Anonymous letters to pastors, schools, priests, and diocesan officials create a real dilemma. They may contain serious charges but without the name of the complainant the processes in place to handle complaints of pastoral concerns or inappropriate behavior in a just and fair manner are difficult to implement.
As a rule, I am very circumspect about anonymous letters. I have two reasons for this:
First, anonymous letters are a poor way to attain a good end. There is no way to resolve any issue if you don’t know who has the issue. Most problems are not as simple as they seem on the surface. They are usually complex and require discussion and dialogue to identify the underlying issue and take steps to address and resolve it. One cannot dialogue with “anonymous.”
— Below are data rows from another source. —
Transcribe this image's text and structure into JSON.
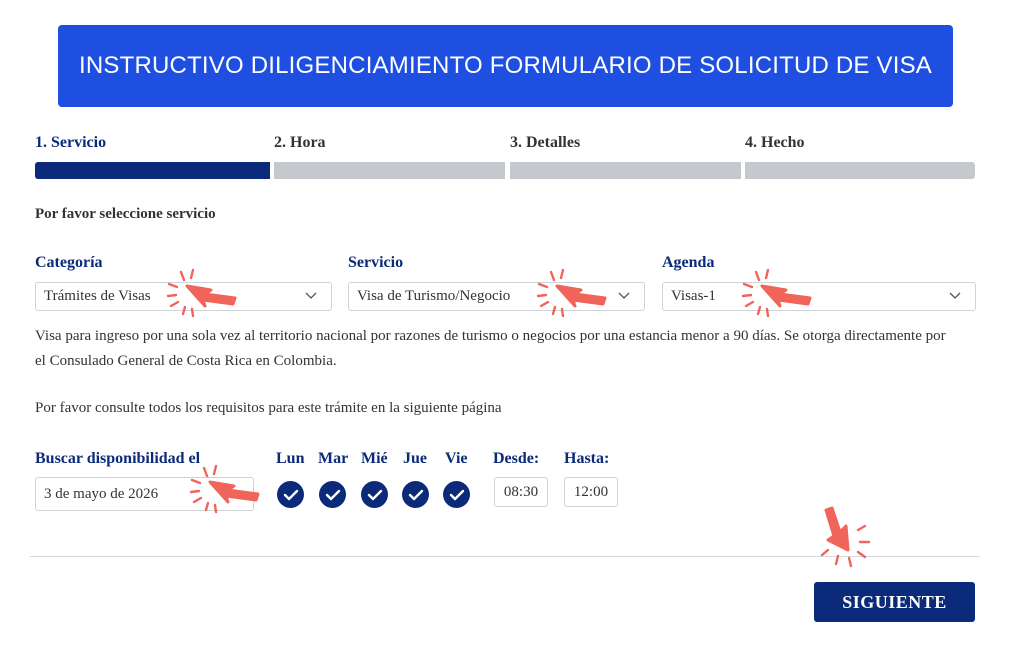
{
  "banner": {
    "title": "INSTRUCTIVO DILIGENCIAMIENTO FORMULARIO DE SOLICITUD DE VISA"
  },
  "steps": [
    {
      "label": "1. Servicio",
      "active": true
    },
    {
      "label": "2. Hora",
      "active": false
    },
    {
      "label": "3. Detalles",
      "active": false
    },
    {
      "label": "4. Hecho",
      "active": false
    }
  ],
  "prompt": "Por favor seleccione servicio",
  "fields": {
    "categoria": {
      "label": "Categoría",
      "value": "Trámites de Visas"
    },
    "servicio": {
      "label": "Servicio",
      "value": "Visa de Turismo/Negocio"
    },
    "agenda": {
      "label": "Agenda",
      "value": "Visas-1"
    }
  },
  "description": "Visa para ingreso por una sola vez al territorio nacional por razones de turismo o negocios por una estancia menor a 90 días. Se otorga directamente por el Consulado General de Costa Rica en Colombia.",
  "consult_text": "Por favor consulte todos los requisitos para este trámite en la siguiente página",
  "availability": {
    "label": "Buscar disponibilidad el",
    "date": "3 de mayo de 2026",
    "days": [
      "Lun",
      "Mar",
      "Mié",
      "Jue",
      "Vie"
    ],
    "desde_label": "Desde:",
    "desde_value": "08:30",
    "hasta_label": "Hasta:",
    "hasta_value": "12:00"
  },
  "next_button": "SIGUIENTE",
  "colors": {
    "banner": "#1e4fe0",
    "primary": "#0b2a7a",
    "inactive_bar": "#c5c8cc",
    "pointer": "#f0645a"
  }
}
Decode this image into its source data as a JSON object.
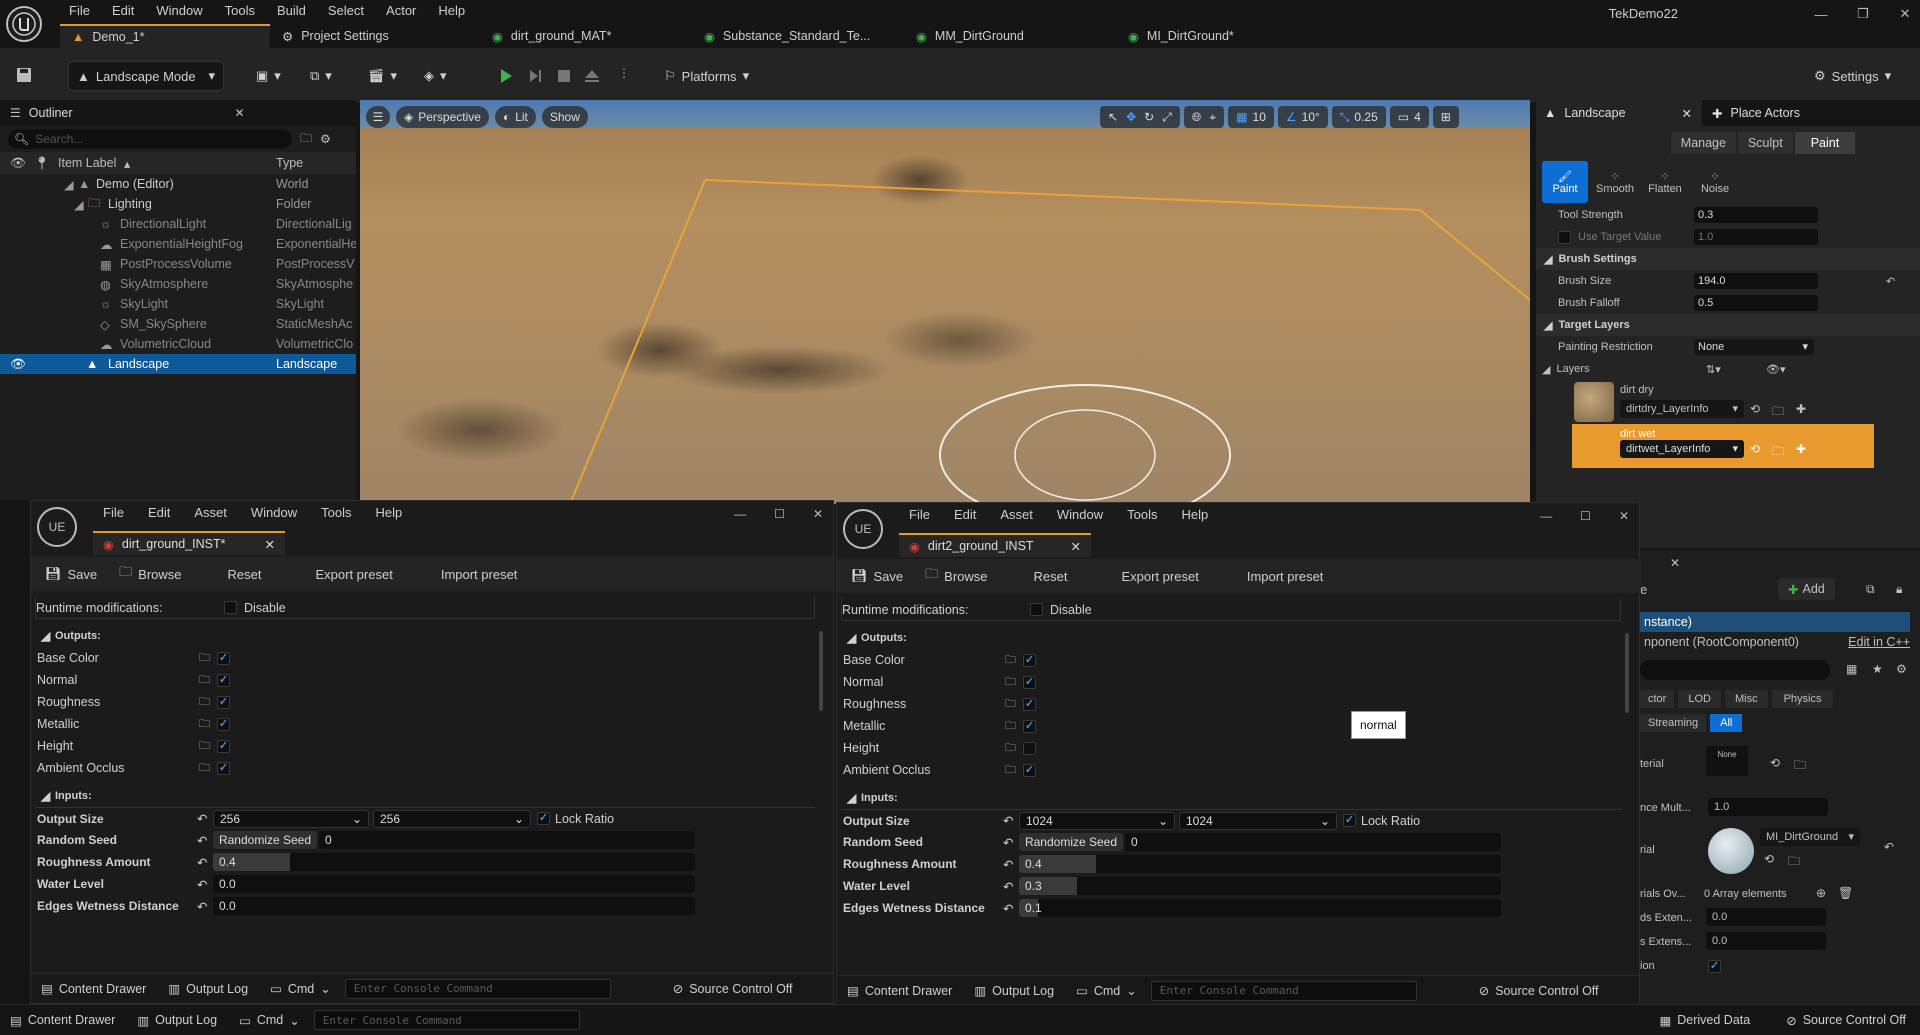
{
  "app": {
    "project_name": "TekDemo22",
    "menu": [
      "File",
      "Edit",
      "Window",
      "Tools",
      "Build",
      "Select",
      "Actor",
      "Help"
    ],
    "tabs": [
      {
        "label": "Demo_1*",
        "icon": "level-icon"
      },
      {
        "label": "Project Settings",
        "icon": "gear-icon"
      },
      {
        "label": "dirt_ground_MAT*",
        "icon": "substance-icon"
      },
      {
        "label": "Substance_Standard_Te...",
        "icon": "substance-icon"
      },
      {
        "label": "MM_DirtGround",
        "icon": "material-icon"
      },
      {
        "label": "MI_DirtGround*",
        "icon": "material-icon"
      }
    ]
  },
  "toolbar": {
    "mode_label": "Landscape Mode",
    "platforms_label": "Platforms",
    "settings_label": "Settings"
  },
  "outliner": {
    "tab_label": "Outliner",
    "search_placeholder": "Search...",
    "col_label": "Item Label",
    "col_type": "Type",
    "rows": [
      {
        "label": "Demo (Editor)",
        "type": "World",
        "indent": 0
      },
      {
        "label": "Lighting",
        "type": "Folder",
        "indent": 1
      },
      {
        "label": "DirectionalLight",
        "type": "DirectionalLig",
        "indent": 2
      },
      {
        "label": "ExponentialHeightFog",
        "type": "ExponentialHe",
        "indent": 2
      },
      {
        "label": "PostProcessVolume",
        "type": "PostProcessV",
        "indent": 2
      },
      {
        "label": "SkyAtmosphere",
        "type": "SkyAtmosphe",
        "indent": 2
      },
      {
        "label": "SkyLight",
        "type": "SkyLight",
        "indent": 2
      },
      {
        "label": "SM_SkySphere",
        "type": "StaticMeshAc",
        "indent": 2
      },
      {
        "label": "VolumetricCloud",
        "type": "VolumetricClo",
        "indent": 2
      },
      {
        "label": "Landscape",
        "type": "Landscape",
        "indent": 0
      }
    ]
  },
  "viewport": {
    "perspective": "Perspective",
    "lit": "Lit",
    "show": "Show",
    "grid_snap": "10",
    "rot_snap": "10°",
    "scale_snap": "0.25",
    "cam_speed": "4"
  },
  "landscape": {
    "tab_label": "Landscape",
    "place_tab_label": "Place Actors",
    "modes": [
      "Manage",
      "Sculpt",
      "Paint"
    ],
    "tools": [
      "Paint",
      "Smooth",
      "Flatten",
      "Noise"
    ],
    "tool_strength_label": "Tool Strength",
    "tool_strength": "0.3",
    "use_target_label": "Use Target Value",
    "use_target": "1.0",
    "brush_settings": "Brush Settings",
    "brush_size_label": "Brush Size",
    "brush_size": "194.0",
    "brush_falloff_label": "Brush Falloff",
    "brush_falloff": "0.5",
    "target_layers": "Target Layers",
    "painting_restriction_label": "Painting Restriction",
    "painting_restriction": "None",
    "layers_label": "Layers",
    "layer1_name": "dirt dry",
    "layer1_info": "dirtdry_LayerInfo",
    "layer2_name": "dirt wet",
    "layer2_info": "dirtwet_LayerInfo"
  },
  "details": {
    "add_label": "Add",
    "instance_label": "nstance)",
    "component_label": "nponent (RootComponent0)",
    "edit_cpp": "Edit in C++",
    "filters": [
      "ctor",
      "LOD",
      "Misc",
      "Physics"
    ],
    "filters2": [
      "Streaming",
      "All"
    ],
    "material_label": "terial",
    "material_none": "None",
    "tex_mult_label": "nce Mult...",
    "tex_mult": "1.0",
    "rial_label": "rial",
    "mi_name": "MI_DirtGround",
    "overrides_label": "rials Ov...",
    "overrides_value": "0 Array elements",
    "extent_label": "ds Exten...",
    "extent": "0.0",
    "extent2_label": "s Extens...",
    "extent2": "0.0",
    "ion_label": "ion"
  },
  "win1": {
    "menu": [
      "File",
      "Edit",
      "Asset",
      "Window",
      "Tools",
      "Help"
    ],
    "tab": "dirt_ground_INST*",
    "save": "Save",
    "browse": "Browse",
    "reset": "Reset",
    "export": "Export preset",
    "import": "Import preset",
    "runtime_label": "Runtime modifications:",
    "disable": "Disable",
    "outputs_label": "Outputs:",
    "outputs": [
      {
        "name": "Base Color",
        "on": true
      },
      {
        "name": "Normal",
        "on": true
      },
      {
        "name": "Roughness",
        "on": true
      },
      {
        "name": "Metallic",
        "on": true
      },
      {
        "name": "Height",
        "on": true
      },
      {
        "name": "Ambient Occlus",
        "on": true
      }
    ],
    "inputs_label": "Inputs:",
    "output_size_label": "Output Size",
    "size_w": "256",
    "size_h": "256",
    "lock_ratio": "Lock Ratio",
    "random_seed_label": "Random Seed",
    "randomize": "Randomize Seed",
    "seed": "0",
    "roughness_label": "Roughness Amount",
    "roughness": "0.4",
    "roughness_fill": 0.4,
    "water_label": "Water Level",
    "water": "0.0",
    "water_fill": 0.0,
    "edges_label": "Edges Wetness Distance",
    "edges": "0.0",
    "edges_fill": 0.0,
    "content_drawer": "Content Drawer",
    "output_log": "Output Log",
    "cmd": "Cmd",
    "console_placeholder": "Enter Console Command",
    "source_control": "Source Control Off"
  },
  "win2": {
    "menu": [
      "File",
      "Edit",
      "Asset",
      "Window",
      "Tools",
      "Help"
    ],
    "tab": "dirt2_ground_INST",
    "save": "Save",
    "browse": "Browse",
    "reset": "Reset",
    "export": "Export preset",
    "import": "Import preset",
    "runtime_label": "Runtime modifications:",
    "disable": "Disable",
    "outputs_label": "Outputs:",
    "outputs": [
      {
        "name": "Base Color",
        "on": true
      },
      {
        "name": "Normal",
        "on": true
      },
      {
        "name": "Roughness",
        "on": true
      },
      {
        "name": "Metallic",
        "on": true
      },
      {
        "name": "Height",
        "on": false
      },
      {
        "name": "Ambient Occlus",
        "on": true
      }
    ],
    "inputs_label": "Inputs:",
    "output_size_label": "Output Size",
    "size_w": "1024",
    "size_h": "1024",
    "lock_ratio": "Lock Ratio",
    "random_seed_label": "Random Seed",
    "randomize": "Randomize Seed",
    "seed": "0",
    "roughness_label": "Roughness Amount",
    "roughness": "0.4",
    "roughness_fill": 0.4,
    "water_label": "Water Level",
    "water": "0.3",
    "water_fill": 0.3,
    "edges_label": "Edges Wetness Distance",
    "edges": "0.1",
    "edges_fill": 0.1,
    "tooltip": "normal",
    "content_drawer": "Content Drawer",
    "output_log": "Output Log",
    "cmd": "Cmd",
    "console_placeholder": "Enter Console Command",
    "source_control": "Source Control Off"
  },
  "status": {
    "content_drawer": "Content Drawer",
    "output_log": "Output Log",
    "cmd": "Cmd",
    "console_placeholder": "Enter Console Command",
    "derived_data": "Derived Data",
    "source_control": "Source Control Off"
  },
  "colors": {
    "accent_orange": "#e89a2f",
    "selection_blue": "#0d5a9b",
    "play_green": "#3fb34f"
  }
}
Second, anonymity can be the cloak of cowards and character assassins. One cannot know the motive behind an anonymous accusation, but the fact of anonymity makes it suspect. It is like hiring a hit man to do the job for you so that you don’t have to accept responsibility.
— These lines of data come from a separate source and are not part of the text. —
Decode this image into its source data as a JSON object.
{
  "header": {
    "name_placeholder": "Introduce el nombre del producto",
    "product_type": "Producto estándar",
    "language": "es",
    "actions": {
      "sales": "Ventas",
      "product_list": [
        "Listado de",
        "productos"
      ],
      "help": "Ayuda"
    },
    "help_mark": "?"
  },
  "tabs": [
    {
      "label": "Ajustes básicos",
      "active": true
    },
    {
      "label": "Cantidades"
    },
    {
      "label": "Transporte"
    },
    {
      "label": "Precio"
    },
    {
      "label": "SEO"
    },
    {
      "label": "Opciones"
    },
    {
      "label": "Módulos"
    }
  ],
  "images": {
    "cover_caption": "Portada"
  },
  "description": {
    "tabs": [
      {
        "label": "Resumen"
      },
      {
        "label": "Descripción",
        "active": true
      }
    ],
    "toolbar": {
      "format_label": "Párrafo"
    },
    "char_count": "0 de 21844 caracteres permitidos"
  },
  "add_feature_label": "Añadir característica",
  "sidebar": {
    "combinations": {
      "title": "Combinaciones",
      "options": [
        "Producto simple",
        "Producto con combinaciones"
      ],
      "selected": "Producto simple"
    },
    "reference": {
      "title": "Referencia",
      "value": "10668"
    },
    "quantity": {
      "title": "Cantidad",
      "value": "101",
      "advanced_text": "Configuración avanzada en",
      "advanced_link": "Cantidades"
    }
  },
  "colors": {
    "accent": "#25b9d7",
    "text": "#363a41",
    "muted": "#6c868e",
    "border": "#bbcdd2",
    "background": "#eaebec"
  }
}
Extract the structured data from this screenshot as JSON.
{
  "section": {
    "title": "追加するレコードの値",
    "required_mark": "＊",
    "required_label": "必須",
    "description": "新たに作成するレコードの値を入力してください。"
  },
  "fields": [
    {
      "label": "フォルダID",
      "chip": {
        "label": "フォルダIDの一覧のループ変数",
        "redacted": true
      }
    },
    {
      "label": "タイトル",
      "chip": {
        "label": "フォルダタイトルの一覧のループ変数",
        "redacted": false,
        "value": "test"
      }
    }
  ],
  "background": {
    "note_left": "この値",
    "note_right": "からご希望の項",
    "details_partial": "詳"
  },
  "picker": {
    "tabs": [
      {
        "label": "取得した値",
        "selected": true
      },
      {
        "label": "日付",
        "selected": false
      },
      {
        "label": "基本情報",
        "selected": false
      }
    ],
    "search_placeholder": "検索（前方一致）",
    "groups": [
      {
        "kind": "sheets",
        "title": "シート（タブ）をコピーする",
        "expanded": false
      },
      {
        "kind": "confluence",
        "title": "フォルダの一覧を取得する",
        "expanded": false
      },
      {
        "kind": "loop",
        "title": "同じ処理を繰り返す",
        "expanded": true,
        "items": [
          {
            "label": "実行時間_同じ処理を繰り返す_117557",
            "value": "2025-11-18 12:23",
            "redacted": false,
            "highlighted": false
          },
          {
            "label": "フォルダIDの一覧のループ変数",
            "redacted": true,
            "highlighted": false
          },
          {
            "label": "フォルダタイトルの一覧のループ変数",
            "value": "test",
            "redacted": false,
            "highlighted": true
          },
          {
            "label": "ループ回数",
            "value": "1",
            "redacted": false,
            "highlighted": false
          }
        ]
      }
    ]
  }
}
Make no mistake; I realize there are situations that need to be addressed and wrongs to be righted. I not only welcome but encourage those who are aware of truly serious issues of any kind to make them known. But credibility and accountability are necessary to assure justice and fairness. That cannot be established from a pen name or domain name, but instead with a correct name, address and telephone number.
What you have to say is important to me, but it is equally important to know who is saying it.
This post is also available in/Esta entrada también está disponible en: Spanish